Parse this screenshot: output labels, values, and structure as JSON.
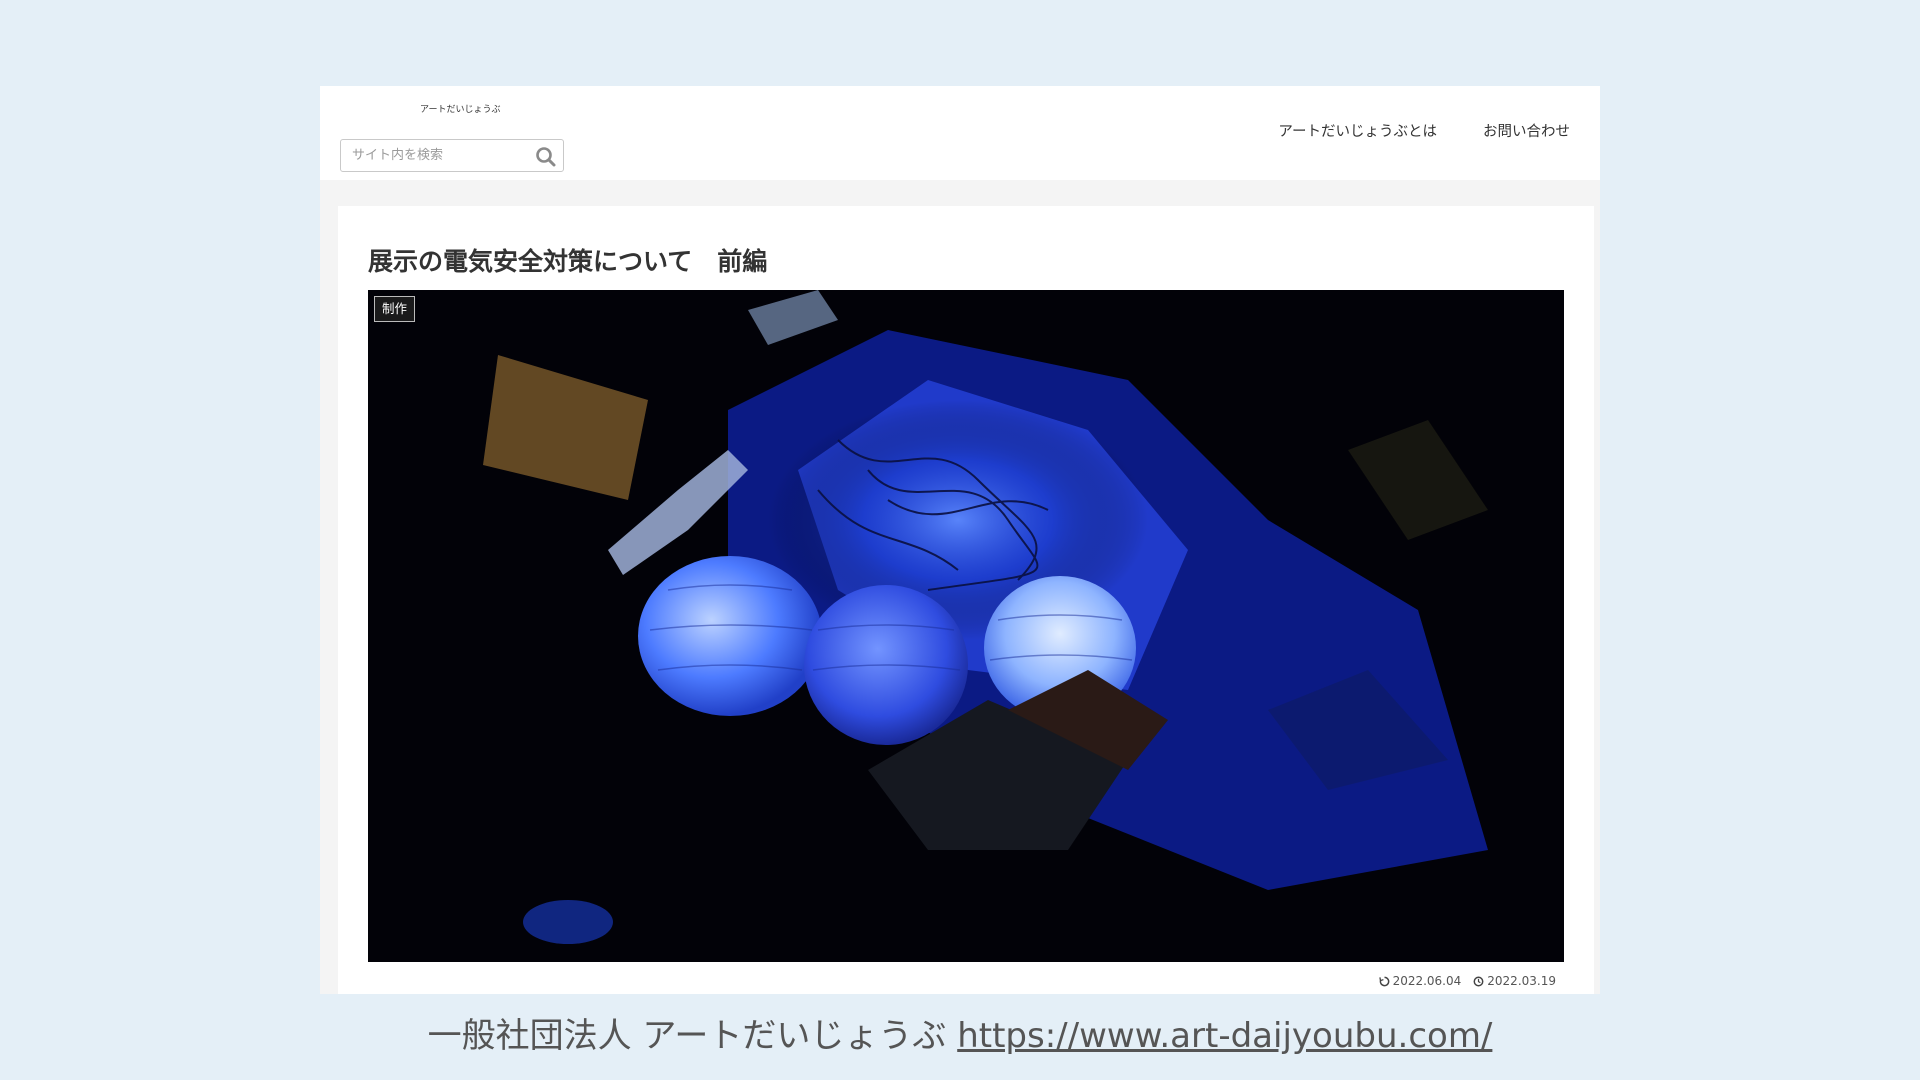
{
  "header": {
    "site_name": "アートだいじょうぶ",
    "search": {
      "placeholder": "サイト内を検索"
    },
    "nav": [
      {
        "label": "アートだいじょうぶとは"
      },
      {
        "label": "お問い合わせ"
      }
    ]
  },
  "article": {
    "title": "展示の電気安全対策について　前編",
    "category": "制作",
    "eyecatch_icon": "lanterns-photo",
    "updated_date": "2022.06.04",
    "published_date": "2022.03.19"
  },
  "footer_caption": {
    "org": "一般社団法人 アートだいじょうぶ",
    "url": "https://www.art-daijyoubu.com/"
  },
  "colors": {
    "background": "#e4eff7",
    "text": "#333333",
    "accent_blue": "#3a6bff"
  }
}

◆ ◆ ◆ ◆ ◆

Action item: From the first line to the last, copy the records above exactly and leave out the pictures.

Solution for this task:
Parse this screenshot: output labels, values, and structure as JSON.
{
  "header": {
    "site_name": "アートだいじょうぶ",
    "search": {
      "placeholder": "サイト内を検索"
    },
    "nav": [
      {
        "label": "アートだいじょうぶとは"
      },
      {
        "label": "お問い合わせ"
      }
    ]
  },
  "article": {
    "title": "展示の電気安全対策について　前編",
    "category": "制作",
    "eyecatch_icon": "lanterns-photo",
    "updated_date": "2022.06.04",
    "published_date": "2022.03.19"
  },
  "footer_caption": {
    "org": "一般社団法人 アートだいじょうぶ",
    "url": "https://www.art-daijyoubu.com/"
  },
  "colors": {
    "background": "#e4eff7",
    "text": "#333333",
    "accent_blue": "#3a6bff"
  }
}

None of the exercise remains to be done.